Apart from the extra length, unique Maybach body elements include wider rear doors and extra little rear quarterlight windows, ahead of a grand Maybach logo on the C-pillars. And yes you have this badge lit up, though, sorry, that’s one option not available for the UK market. The rear doors can be electrically opened and closed by the chauffeur.
You might think a car almost 5.5m (18ft) long might be a bit of a handful for the poor chauffeur but Mercedes has thought of this. The new Maybach is the first of its breed with (optional) rear-wheel steering. Two types are available: a 4.5-degree rear steer that drops the turning circle from 13.1m to 12.2m (for tighter London U-turns perhaps), and a more extreme 10-degree set-up that saves another metre on the turning circle and is probably the recommended choice for negotiating Cornish fishing villages.
All the very considerable new tech from the latest S-class is present and correct here, including digital lights, all the latest connectivity and networking features of the MBUX system, head-on airbags for the rear-seat passengers (among a total of 18 airbags in the car), and active air-sprung suspension that reads the road ahead for bumps adjusts damper rates accordingly.
Plus inevitably there is a slew of Drive Pilot assist features so the car can drive itself, as and when that is possible – the second half of 2021 on certain autobahn sections in Germany, believes Mercedes.

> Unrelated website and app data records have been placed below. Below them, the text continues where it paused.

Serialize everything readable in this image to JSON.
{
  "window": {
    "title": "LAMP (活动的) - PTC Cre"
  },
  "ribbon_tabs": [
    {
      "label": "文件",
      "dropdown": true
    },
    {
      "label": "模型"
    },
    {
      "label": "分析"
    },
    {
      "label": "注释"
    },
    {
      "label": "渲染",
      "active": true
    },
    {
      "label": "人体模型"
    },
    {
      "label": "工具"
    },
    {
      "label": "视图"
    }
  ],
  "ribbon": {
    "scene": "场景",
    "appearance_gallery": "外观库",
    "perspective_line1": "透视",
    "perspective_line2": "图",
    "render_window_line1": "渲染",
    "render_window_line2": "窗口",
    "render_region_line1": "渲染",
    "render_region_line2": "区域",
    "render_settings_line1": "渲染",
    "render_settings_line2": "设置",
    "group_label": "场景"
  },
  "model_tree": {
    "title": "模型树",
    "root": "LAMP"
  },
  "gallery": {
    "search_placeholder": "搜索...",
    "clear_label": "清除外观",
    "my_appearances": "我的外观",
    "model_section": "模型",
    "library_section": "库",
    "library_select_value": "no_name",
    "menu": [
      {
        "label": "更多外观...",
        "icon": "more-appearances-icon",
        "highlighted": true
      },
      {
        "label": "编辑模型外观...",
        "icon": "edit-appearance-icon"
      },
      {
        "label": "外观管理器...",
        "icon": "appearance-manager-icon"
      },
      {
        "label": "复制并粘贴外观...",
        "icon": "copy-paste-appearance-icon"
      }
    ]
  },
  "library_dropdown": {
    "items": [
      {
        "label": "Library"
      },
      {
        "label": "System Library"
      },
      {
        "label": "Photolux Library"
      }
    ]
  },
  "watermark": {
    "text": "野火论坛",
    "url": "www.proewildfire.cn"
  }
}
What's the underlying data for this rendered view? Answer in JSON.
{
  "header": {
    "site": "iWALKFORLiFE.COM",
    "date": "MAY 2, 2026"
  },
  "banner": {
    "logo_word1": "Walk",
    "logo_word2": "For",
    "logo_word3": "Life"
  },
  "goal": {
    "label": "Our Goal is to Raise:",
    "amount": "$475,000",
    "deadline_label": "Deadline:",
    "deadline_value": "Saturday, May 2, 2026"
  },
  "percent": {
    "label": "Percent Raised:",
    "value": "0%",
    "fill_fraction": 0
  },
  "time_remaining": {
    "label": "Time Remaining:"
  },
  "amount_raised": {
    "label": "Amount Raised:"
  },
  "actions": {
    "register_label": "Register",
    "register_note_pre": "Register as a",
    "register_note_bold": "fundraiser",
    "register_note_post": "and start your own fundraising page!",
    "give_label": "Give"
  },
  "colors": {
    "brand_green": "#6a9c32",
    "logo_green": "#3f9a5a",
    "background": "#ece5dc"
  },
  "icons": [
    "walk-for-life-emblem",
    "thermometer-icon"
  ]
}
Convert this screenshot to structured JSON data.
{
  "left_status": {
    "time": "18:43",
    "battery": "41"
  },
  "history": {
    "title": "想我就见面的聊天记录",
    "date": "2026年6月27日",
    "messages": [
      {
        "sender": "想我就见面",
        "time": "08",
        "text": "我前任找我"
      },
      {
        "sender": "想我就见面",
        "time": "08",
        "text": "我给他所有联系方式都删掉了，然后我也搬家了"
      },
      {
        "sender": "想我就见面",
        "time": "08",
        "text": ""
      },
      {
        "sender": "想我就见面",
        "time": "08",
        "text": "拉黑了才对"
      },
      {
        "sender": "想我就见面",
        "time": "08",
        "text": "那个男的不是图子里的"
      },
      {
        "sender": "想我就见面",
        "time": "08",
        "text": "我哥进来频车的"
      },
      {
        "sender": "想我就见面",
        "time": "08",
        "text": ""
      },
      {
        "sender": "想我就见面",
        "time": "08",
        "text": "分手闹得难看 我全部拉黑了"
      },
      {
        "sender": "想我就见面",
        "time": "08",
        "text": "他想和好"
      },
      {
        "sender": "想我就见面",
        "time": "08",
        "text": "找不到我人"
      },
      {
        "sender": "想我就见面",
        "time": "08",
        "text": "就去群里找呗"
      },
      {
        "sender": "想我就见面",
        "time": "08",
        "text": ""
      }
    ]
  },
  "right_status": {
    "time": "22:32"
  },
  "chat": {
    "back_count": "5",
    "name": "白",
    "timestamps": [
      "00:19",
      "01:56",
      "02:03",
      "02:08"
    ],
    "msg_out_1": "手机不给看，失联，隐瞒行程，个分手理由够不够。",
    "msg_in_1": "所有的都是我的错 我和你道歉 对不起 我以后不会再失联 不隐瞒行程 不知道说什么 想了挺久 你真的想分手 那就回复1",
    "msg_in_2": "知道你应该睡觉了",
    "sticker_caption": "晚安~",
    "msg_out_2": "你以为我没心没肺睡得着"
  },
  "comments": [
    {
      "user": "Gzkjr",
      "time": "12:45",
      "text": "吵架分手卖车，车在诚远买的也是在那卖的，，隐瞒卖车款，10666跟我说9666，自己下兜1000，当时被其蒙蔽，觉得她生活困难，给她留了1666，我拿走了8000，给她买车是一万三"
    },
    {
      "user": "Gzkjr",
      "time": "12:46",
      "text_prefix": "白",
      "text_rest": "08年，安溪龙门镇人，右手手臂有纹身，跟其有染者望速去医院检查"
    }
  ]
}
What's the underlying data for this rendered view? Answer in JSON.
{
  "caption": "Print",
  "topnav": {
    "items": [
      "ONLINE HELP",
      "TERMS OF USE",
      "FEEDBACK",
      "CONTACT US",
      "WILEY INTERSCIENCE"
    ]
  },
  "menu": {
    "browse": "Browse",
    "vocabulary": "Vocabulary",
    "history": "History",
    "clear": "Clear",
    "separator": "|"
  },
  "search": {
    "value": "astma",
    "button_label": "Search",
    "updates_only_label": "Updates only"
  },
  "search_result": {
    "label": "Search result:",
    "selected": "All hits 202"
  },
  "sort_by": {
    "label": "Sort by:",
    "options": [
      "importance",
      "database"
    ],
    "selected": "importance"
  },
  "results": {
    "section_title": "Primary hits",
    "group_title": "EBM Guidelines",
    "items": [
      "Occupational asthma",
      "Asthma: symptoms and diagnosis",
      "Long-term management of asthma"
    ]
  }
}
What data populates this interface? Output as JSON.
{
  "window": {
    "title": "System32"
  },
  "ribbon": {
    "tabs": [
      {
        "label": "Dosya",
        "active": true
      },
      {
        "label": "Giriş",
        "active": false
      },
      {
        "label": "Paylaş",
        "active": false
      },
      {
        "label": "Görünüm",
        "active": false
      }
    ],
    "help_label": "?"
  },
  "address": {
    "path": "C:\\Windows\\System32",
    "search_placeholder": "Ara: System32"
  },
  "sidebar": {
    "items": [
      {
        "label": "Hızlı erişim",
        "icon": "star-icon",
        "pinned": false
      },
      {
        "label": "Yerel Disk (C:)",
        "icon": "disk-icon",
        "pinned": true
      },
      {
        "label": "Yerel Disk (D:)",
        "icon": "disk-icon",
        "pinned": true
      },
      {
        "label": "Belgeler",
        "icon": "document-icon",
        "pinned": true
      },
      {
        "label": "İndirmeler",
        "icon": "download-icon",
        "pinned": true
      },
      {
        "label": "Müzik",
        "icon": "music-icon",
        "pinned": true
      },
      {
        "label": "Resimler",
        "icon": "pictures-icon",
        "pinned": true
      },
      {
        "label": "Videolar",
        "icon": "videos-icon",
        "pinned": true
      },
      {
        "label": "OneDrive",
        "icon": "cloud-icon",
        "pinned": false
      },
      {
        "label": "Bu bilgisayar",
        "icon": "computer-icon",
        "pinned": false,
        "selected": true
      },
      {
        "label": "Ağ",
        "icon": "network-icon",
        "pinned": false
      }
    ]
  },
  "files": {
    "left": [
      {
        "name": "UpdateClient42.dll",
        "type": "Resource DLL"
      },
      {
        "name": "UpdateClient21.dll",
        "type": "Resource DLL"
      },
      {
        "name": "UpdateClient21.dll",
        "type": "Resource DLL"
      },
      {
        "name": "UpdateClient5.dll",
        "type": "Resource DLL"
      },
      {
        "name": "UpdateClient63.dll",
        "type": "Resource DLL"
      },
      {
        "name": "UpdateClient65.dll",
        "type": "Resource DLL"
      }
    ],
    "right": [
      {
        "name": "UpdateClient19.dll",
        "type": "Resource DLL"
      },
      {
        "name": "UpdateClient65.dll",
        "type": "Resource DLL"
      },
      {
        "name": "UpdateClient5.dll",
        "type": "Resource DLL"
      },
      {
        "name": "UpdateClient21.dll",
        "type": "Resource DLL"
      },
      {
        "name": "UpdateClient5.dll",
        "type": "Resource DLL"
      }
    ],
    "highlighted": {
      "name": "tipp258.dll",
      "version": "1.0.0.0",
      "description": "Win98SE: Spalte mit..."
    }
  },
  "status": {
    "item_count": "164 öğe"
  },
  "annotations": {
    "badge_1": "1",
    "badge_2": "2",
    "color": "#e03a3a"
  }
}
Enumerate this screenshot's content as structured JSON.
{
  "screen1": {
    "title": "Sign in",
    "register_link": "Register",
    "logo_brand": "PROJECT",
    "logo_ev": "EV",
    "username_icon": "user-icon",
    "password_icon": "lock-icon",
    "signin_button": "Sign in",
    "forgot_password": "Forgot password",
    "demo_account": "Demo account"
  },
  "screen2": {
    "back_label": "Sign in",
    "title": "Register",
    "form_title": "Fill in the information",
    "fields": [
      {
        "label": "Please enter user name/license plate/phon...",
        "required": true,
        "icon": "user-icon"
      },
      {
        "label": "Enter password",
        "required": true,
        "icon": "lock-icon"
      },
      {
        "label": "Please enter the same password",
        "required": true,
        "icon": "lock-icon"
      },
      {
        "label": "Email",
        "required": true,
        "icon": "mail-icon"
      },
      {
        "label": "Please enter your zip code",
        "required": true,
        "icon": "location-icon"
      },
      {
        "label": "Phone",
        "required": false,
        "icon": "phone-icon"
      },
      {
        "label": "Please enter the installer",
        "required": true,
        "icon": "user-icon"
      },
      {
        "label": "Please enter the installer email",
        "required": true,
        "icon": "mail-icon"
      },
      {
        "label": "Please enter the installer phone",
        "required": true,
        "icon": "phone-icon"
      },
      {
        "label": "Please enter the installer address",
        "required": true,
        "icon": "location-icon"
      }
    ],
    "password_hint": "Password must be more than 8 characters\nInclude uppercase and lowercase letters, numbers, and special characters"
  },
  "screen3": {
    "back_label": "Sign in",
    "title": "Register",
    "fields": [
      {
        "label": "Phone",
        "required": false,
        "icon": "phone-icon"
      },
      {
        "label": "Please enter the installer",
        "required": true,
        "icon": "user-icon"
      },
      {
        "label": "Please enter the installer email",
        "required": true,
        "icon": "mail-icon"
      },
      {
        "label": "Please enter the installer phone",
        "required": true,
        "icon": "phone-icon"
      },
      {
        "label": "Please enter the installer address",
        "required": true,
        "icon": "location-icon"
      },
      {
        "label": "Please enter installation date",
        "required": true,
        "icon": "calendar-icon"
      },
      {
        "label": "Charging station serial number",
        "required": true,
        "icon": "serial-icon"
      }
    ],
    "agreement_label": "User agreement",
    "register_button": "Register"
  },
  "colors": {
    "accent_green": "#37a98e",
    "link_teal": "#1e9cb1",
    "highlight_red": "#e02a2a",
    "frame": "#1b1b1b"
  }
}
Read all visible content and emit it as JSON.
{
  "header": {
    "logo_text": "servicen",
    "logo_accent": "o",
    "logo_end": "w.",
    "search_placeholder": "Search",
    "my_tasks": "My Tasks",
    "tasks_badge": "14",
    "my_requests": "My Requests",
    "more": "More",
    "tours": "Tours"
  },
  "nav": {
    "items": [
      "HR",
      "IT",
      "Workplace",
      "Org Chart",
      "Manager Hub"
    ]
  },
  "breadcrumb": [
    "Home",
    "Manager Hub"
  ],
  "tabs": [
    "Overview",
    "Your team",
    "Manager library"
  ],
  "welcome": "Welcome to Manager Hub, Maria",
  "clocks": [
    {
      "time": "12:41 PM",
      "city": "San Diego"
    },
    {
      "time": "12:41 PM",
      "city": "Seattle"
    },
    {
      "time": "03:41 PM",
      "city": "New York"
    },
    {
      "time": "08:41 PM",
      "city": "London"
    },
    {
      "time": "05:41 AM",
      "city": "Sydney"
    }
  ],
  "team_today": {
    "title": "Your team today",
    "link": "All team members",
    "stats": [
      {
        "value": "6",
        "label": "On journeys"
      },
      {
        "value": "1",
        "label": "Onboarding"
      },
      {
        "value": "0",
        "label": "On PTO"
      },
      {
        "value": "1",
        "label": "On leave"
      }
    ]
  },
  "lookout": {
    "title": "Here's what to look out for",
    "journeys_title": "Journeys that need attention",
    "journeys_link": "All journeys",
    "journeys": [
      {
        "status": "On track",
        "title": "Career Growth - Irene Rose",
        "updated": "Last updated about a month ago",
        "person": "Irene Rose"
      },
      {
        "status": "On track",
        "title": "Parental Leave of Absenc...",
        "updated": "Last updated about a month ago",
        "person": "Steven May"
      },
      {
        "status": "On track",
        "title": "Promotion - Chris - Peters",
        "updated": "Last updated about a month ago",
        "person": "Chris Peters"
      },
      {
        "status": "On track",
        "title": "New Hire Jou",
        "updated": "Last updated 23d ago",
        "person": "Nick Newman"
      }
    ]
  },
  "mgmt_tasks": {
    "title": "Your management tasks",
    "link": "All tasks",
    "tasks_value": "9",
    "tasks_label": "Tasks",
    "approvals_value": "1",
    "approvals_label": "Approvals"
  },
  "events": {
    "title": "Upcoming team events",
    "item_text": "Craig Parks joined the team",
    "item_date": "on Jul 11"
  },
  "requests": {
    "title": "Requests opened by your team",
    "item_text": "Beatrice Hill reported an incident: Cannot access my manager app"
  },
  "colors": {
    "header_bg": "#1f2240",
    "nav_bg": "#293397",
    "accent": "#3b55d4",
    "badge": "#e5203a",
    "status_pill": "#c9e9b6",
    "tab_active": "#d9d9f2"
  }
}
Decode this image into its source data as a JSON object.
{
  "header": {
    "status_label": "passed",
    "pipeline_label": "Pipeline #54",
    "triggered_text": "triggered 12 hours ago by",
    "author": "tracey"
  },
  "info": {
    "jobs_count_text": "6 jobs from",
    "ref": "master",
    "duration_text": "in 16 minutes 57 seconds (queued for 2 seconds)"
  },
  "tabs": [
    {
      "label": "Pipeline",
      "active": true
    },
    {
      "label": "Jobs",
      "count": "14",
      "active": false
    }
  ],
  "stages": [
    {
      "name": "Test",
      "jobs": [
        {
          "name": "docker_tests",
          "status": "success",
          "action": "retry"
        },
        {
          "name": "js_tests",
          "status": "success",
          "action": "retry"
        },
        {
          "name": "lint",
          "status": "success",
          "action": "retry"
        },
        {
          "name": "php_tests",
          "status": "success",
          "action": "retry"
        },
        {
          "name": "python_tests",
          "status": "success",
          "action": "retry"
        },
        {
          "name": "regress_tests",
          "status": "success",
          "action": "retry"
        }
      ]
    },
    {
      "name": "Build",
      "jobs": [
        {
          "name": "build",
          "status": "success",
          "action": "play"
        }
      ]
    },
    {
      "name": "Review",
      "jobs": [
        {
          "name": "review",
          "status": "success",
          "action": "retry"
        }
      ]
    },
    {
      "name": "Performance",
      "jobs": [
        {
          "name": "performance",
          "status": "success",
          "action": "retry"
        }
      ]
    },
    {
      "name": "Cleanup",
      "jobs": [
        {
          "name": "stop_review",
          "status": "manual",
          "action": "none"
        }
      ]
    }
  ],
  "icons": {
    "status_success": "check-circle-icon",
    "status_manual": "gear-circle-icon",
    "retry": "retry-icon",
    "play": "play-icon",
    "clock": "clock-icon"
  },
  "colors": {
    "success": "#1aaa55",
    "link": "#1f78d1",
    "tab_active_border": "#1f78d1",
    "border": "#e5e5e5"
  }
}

Your chauffeur will still have to be sat there behind the wheel but he or she will be able to read the paper or surf the net while the Maybach barrels down the motorway.